The task: Only the count is expected: the number of lines below that contain "name".

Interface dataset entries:
##############################
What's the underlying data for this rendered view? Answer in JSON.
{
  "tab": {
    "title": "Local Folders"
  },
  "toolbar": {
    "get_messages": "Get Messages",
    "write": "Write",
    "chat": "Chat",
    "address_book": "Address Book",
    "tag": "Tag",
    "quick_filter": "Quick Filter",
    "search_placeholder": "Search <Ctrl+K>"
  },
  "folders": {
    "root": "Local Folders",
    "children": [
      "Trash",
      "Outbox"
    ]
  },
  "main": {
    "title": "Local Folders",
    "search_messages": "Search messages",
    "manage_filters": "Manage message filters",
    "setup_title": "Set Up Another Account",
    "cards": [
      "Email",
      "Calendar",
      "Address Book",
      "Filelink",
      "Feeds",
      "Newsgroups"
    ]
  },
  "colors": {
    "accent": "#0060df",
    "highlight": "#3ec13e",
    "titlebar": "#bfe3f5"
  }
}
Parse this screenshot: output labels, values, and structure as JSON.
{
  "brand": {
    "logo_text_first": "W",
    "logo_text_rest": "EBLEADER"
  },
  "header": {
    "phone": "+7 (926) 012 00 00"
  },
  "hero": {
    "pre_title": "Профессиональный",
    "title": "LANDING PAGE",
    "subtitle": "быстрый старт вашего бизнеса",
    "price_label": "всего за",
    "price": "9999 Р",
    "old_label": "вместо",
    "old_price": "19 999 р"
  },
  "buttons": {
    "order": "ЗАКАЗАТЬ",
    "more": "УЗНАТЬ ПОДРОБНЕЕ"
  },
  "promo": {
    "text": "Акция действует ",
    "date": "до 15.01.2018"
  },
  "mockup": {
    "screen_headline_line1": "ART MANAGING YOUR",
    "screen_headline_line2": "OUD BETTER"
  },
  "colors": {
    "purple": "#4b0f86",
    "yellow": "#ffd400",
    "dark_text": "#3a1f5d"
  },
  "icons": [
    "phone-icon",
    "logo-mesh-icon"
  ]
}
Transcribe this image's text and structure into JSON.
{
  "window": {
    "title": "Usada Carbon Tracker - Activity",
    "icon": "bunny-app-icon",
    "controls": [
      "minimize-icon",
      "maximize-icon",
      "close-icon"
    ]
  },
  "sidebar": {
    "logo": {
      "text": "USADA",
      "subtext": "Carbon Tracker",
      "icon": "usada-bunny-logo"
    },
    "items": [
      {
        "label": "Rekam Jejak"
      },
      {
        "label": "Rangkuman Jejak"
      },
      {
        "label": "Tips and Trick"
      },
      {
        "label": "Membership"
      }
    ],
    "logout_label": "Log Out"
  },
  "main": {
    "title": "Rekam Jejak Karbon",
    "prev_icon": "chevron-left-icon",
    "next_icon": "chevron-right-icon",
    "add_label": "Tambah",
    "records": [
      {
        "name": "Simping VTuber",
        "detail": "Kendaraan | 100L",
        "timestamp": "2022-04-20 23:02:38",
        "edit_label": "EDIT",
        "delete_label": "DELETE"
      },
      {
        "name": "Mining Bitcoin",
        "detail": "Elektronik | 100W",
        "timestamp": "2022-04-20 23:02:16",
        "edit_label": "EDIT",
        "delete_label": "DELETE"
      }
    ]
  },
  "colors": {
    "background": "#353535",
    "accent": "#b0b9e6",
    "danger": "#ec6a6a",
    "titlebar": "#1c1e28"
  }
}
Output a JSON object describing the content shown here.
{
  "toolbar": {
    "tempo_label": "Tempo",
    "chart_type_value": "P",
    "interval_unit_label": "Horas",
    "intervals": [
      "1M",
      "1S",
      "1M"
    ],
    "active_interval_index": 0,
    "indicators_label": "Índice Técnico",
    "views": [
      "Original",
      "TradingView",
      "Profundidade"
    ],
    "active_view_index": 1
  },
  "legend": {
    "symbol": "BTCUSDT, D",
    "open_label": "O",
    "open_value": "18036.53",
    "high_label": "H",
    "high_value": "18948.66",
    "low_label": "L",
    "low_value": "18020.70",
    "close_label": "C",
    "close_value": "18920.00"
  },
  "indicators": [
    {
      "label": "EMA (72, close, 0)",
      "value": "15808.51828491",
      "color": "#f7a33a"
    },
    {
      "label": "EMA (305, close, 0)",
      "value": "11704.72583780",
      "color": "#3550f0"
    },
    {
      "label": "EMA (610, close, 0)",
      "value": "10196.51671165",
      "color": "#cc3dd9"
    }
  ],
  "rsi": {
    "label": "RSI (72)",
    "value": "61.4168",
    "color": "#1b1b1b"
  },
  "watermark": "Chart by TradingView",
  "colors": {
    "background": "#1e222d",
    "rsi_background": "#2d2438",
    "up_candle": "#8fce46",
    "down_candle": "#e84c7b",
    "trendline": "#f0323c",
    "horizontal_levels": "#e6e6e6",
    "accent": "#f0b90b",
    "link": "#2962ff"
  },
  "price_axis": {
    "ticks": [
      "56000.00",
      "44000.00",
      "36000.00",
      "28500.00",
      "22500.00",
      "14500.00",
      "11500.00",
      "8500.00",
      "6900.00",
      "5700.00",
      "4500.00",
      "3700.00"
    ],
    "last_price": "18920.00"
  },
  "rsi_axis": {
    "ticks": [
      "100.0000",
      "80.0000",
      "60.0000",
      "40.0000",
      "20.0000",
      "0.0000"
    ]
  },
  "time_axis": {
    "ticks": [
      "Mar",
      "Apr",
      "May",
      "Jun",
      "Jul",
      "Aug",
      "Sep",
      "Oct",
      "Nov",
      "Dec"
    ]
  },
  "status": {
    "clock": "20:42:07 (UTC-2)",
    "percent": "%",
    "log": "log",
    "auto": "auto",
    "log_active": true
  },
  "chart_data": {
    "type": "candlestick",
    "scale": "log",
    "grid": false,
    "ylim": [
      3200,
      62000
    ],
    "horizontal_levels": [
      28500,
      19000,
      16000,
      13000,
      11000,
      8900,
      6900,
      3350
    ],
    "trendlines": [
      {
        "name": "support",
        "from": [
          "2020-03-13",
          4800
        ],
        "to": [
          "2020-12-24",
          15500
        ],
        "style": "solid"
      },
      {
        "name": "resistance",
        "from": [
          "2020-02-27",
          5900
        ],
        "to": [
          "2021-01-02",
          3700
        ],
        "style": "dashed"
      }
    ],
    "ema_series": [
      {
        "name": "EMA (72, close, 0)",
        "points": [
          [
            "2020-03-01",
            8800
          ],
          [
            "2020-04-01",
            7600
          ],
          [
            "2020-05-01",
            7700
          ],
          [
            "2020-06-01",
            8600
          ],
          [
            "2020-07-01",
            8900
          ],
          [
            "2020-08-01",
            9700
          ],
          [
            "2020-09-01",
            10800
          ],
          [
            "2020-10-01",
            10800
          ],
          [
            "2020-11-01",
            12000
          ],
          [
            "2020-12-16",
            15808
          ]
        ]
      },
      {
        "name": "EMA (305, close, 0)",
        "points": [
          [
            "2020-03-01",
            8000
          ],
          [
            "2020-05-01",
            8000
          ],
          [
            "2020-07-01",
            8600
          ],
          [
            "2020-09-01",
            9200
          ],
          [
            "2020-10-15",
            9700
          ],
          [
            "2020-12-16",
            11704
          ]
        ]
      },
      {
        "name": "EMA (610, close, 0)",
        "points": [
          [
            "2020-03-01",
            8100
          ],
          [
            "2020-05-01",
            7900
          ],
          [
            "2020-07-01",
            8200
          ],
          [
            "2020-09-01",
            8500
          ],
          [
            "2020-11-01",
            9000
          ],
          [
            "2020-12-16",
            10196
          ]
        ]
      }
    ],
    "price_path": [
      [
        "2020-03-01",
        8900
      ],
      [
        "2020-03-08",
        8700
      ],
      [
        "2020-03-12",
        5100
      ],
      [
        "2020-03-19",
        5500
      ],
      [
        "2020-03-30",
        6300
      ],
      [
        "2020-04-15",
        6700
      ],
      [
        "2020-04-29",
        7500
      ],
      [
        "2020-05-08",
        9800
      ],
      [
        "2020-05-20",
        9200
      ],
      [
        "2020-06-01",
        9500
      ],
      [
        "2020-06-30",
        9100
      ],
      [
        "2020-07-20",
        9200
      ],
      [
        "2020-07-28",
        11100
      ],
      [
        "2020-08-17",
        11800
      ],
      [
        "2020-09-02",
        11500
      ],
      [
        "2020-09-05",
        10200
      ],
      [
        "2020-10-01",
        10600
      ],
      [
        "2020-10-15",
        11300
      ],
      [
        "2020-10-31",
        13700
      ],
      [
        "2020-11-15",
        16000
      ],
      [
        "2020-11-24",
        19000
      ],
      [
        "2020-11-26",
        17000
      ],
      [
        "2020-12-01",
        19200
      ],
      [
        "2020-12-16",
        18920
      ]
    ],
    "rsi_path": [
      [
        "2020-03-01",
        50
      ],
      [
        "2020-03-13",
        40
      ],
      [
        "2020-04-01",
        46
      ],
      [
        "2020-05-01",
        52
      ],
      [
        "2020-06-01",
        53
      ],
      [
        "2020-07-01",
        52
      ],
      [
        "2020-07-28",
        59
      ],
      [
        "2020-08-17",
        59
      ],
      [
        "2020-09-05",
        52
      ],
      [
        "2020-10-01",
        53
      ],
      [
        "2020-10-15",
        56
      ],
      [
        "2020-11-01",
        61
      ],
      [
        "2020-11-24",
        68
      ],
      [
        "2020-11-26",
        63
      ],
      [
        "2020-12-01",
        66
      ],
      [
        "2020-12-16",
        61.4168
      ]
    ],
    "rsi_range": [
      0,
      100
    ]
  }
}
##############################
Task response: 7